I don't think it's possible. If the source application doesn't flush its outgoing buffer, the data will not reach outside that process until the buffer overflows and a flush is forced.
Notice how a well-established command such as file has an option (-n) that causes it to flush its output explicitly. This is required when using file in the mode where it reads input file names from a pipe, and prints the detected type. Since in this mode, the file program doesn't quit when done, the output would otherwise not appear.
Consider this at a lower level: the output buffering simply means that doing
write() on a buffered stream copies the data into an in-memory buffer, until the buffer fills up or (typically) until a linefeed is found.

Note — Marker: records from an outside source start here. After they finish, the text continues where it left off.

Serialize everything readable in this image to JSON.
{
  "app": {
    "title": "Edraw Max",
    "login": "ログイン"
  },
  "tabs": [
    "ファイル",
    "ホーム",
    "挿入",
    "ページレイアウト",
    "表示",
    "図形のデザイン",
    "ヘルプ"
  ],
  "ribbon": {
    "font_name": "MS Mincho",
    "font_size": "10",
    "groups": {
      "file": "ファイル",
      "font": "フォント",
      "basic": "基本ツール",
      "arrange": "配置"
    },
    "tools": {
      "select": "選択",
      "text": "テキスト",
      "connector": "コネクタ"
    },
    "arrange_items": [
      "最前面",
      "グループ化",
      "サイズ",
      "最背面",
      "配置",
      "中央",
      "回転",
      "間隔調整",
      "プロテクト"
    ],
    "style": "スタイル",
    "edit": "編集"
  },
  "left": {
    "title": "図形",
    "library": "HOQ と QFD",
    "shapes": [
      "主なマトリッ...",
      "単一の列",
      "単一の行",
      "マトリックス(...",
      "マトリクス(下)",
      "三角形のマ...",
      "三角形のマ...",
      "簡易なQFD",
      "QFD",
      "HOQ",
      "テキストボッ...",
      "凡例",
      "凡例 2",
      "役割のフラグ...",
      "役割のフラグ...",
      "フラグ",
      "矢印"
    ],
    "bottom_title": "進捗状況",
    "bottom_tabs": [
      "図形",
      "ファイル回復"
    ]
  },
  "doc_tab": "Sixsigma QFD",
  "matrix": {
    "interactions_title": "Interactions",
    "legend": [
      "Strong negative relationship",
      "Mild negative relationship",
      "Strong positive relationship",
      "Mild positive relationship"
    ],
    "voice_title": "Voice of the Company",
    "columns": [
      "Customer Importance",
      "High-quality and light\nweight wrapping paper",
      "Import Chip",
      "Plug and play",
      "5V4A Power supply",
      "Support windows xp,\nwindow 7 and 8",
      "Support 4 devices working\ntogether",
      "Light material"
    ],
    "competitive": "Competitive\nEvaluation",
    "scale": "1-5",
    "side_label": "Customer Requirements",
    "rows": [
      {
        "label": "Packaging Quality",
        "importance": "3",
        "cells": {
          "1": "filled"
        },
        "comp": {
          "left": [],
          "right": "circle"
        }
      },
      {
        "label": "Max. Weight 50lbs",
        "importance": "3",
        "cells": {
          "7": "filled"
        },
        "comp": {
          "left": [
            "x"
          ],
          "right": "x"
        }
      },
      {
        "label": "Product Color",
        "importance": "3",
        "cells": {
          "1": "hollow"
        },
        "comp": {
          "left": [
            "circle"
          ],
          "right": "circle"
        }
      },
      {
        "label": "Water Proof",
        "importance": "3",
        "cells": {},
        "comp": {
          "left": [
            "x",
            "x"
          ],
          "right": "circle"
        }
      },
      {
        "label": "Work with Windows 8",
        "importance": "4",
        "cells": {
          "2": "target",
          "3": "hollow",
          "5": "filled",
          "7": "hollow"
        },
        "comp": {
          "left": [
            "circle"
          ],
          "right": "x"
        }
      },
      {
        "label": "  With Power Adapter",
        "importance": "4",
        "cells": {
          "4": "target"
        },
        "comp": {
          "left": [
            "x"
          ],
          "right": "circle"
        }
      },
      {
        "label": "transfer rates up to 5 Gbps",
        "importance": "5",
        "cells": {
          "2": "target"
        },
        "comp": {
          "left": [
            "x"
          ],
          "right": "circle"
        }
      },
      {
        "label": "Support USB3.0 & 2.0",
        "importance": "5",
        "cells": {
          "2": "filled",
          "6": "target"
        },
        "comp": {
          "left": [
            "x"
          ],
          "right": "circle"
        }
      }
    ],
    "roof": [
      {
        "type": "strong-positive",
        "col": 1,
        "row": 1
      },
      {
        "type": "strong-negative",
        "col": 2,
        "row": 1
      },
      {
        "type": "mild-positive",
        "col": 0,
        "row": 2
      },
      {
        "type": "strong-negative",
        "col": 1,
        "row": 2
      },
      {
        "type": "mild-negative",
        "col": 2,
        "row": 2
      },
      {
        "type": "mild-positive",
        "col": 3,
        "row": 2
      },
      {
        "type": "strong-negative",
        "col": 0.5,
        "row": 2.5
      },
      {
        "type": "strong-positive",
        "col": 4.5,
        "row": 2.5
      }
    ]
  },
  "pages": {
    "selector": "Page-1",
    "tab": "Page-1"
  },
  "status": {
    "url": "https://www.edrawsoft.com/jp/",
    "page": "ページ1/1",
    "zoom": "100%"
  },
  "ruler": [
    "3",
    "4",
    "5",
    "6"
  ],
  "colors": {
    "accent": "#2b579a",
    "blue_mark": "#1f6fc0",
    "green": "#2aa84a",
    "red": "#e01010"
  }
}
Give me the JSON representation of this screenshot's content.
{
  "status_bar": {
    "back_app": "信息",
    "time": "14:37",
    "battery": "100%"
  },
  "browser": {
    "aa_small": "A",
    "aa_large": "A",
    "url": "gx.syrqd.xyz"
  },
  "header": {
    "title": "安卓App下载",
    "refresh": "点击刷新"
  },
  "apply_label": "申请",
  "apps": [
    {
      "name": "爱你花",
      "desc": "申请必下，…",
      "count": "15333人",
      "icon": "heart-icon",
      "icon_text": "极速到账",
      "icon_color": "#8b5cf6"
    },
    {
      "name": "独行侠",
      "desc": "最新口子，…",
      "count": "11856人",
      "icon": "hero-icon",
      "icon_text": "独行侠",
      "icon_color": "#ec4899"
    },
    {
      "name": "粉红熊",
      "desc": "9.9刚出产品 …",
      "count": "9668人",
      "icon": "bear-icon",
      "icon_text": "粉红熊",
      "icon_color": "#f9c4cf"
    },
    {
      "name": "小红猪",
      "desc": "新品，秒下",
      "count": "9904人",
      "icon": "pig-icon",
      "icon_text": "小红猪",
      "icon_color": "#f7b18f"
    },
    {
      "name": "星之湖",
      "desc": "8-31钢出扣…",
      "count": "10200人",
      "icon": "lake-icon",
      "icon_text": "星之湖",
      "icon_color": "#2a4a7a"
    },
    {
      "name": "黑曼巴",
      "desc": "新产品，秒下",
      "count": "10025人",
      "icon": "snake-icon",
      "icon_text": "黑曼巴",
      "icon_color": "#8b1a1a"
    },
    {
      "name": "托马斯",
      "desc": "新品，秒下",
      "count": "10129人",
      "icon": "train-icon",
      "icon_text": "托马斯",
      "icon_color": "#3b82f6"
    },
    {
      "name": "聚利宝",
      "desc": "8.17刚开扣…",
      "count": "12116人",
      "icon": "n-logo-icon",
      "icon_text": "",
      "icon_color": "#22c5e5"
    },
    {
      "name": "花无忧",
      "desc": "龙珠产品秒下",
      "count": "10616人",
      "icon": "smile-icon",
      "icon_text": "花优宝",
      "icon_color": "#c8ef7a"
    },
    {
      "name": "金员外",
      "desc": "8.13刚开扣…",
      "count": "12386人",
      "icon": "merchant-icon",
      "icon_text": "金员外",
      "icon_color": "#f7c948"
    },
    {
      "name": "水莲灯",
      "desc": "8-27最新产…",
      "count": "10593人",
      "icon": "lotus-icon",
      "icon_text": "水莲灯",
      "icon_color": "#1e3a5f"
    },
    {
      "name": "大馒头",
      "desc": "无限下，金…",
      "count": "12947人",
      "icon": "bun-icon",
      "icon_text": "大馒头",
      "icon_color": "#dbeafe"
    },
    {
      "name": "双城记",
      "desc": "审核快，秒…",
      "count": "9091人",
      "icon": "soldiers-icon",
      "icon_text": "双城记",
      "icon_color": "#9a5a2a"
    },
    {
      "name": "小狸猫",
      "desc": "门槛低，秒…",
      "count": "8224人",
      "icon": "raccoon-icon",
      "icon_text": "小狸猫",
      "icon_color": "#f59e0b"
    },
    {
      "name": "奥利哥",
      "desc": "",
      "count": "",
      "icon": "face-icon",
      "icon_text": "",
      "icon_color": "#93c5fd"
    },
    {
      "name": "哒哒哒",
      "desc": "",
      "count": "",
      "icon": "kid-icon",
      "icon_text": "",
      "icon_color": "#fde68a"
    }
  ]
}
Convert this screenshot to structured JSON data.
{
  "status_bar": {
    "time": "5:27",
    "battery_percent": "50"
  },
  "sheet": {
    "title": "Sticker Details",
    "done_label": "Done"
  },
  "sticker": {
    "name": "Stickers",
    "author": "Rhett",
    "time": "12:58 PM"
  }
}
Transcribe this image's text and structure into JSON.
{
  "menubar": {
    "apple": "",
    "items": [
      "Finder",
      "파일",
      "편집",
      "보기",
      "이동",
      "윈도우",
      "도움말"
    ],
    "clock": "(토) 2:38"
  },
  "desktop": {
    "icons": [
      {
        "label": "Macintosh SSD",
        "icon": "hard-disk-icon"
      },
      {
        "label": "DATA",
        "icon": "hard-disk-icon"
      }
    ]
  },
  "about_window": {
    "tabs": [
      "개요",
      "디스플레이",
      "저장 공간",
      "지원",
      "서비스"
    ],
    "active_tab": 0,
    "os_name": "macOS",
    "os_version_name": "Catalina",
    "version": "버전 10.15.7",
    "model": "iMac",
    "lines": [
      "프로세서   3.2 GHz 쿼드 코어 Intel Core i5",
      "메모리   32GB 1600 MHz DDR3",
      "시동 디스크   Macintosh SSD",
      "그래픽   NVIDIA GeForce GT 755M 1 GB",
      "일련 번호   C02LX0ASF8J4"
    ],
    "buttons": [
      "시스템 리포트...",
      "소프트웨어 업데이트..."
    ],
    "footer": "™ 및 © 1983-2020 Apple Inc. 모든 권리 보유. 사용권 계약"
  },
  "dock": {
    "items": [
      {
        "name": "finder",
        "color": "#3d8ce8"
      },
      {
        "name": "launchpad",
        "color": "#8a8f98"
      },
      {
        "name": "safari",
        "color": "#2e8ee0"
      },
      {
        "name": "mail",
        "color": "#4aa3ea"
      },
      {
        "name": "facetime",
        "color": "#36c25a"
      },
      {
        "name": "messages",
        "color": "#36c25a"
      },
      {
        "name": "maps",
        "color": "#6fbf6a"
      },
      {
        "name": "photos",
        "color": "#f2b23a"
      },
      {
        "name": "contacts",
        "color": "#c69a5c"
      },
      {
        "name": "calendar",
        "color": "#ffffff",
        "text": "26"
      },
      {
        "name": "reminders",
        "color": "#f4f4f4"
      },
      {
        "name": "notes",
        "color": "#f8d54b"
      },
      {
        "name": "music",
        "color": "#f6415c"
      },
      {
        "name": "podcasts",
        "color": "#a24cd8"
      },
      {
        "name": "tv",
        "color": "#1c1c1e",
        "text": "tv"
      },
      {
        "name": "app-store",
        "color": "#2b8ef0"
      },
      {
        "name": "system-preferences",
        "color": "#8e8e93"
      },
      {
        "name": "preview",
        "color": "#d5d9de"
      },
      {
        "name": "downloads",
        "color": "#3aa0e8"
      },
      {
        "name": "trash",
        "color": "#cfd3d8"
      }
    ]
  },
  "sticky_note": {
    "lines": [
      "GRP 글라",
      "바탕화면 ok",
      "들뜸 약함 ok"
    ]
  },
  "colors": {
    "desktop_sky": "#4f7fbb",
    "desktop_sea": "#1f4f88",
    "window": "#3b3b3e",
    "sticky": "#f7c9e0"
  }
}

Then, the part of the buffer up to the overflow or linefeed is written
write()n to the underlying system-level file descriptor (which could be a file, a pipe, a socket, ...).
I don't understand how you're going to convince that program to flush its buffer, from the outside.